Eat Your Way To A Better Mood


Do you know that what you eat can affect your mental health? That’s because, as humans, what we eat is crucial to our overall health and well-being. This extends to mental health, and there has been compelling enough scientific evidence to prove this connection.

What’s the Link Between Eating and Mental Health?

Our gastrointestinal system, or “the gut,” has a close relationship with the brain, which is one reason the food we eat profoundly affects our mental health. The mechanics behind this is simple.

There are trillions of living microbes in the gut. These microbes do many things for the body, like making neurotransmitters that transfer signals to the brain to control rest, mood, pain, appetite, and emotion.

The link between the digestive system and the brain is referred to in medical terms as the gut-brain axis. The gut is often referred to as the second brain because of its complex connections with the rest of the body, especially the brain. According to some studies, the foods we eat interact first with the colonies of microbes in our guts, which in turn can affect the well-being of our brains and, by extension, our emotional and mental well-being.

What Can You Eat to Improve Your Mental Health?

You should focus on specific nutrients and diet patterns that can help you nurture those microorganisms in your stomach that send information to your brain.
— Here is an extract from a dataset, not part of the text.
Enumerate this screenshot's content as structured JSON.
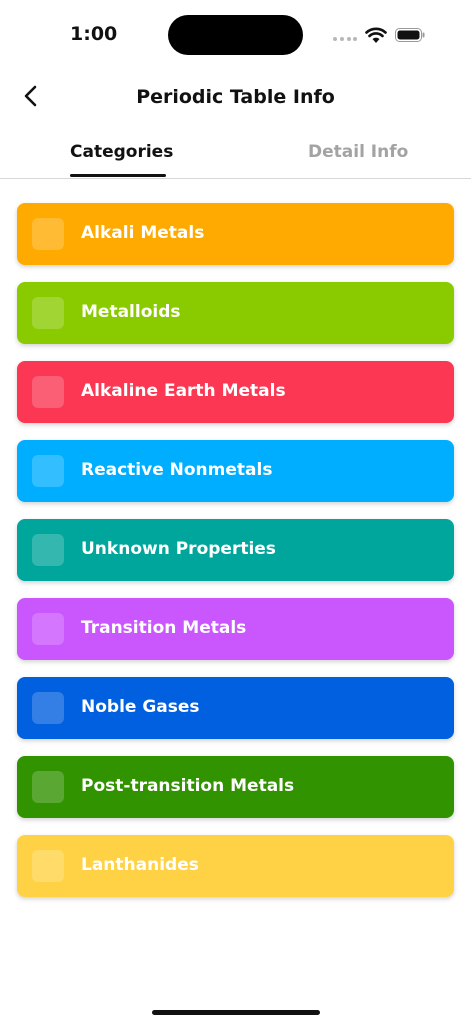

Some of these nutrients are omega-3 fatty acids, iron, folate, zinc, magnesium, vitamin c, and vitamin A. Other things you can eat are probiotics and prebiotics.

Foods high in prebiotic fiber feed the good bacteria already residing in your digestive tract, while probiotics come with the good bacteria themselves.

Prebiotics and probiotics are nutritional supplements that keep the digestive tract in a state of homeostasis that is balanced stability. In addition, some studies have pointed to it as the root cause of the body’s reaction to anxiety and depression. Prebiotics and probiotics can be found in various foods, such as garlic, ginger, vegetables, fruits, and grains.

Unhealthy Eating Habits That May Affect Your Mental Health

While some food and habits benefit mental health, others may be detrimental. For instance, ultra-processed foods are bad for your gut health and by extension, your mental health. They are high in calories and have lots of unsaturated fats. Some common ultra-processed foods are baked goods, candy, salty snacks, and sugar-sweetened beverages.

In addition, consuming foods that have been excessively processed regularly has been linked with an increased risk of developing symptoms of depression, anxiety, and stress.

Another habit that’s detrimental to mental health is alcohol consumption. Alcohol abuse and psychological problems have been discovered to create a self-perpetuating cycle. People with mental health issues may turn to alcohol for short-term relief from their symptoms, only to find that it has the opposite effect.

Generally, excessive alcohol consumption has been linked to an increase in stress, anxiety, and depression symptoms.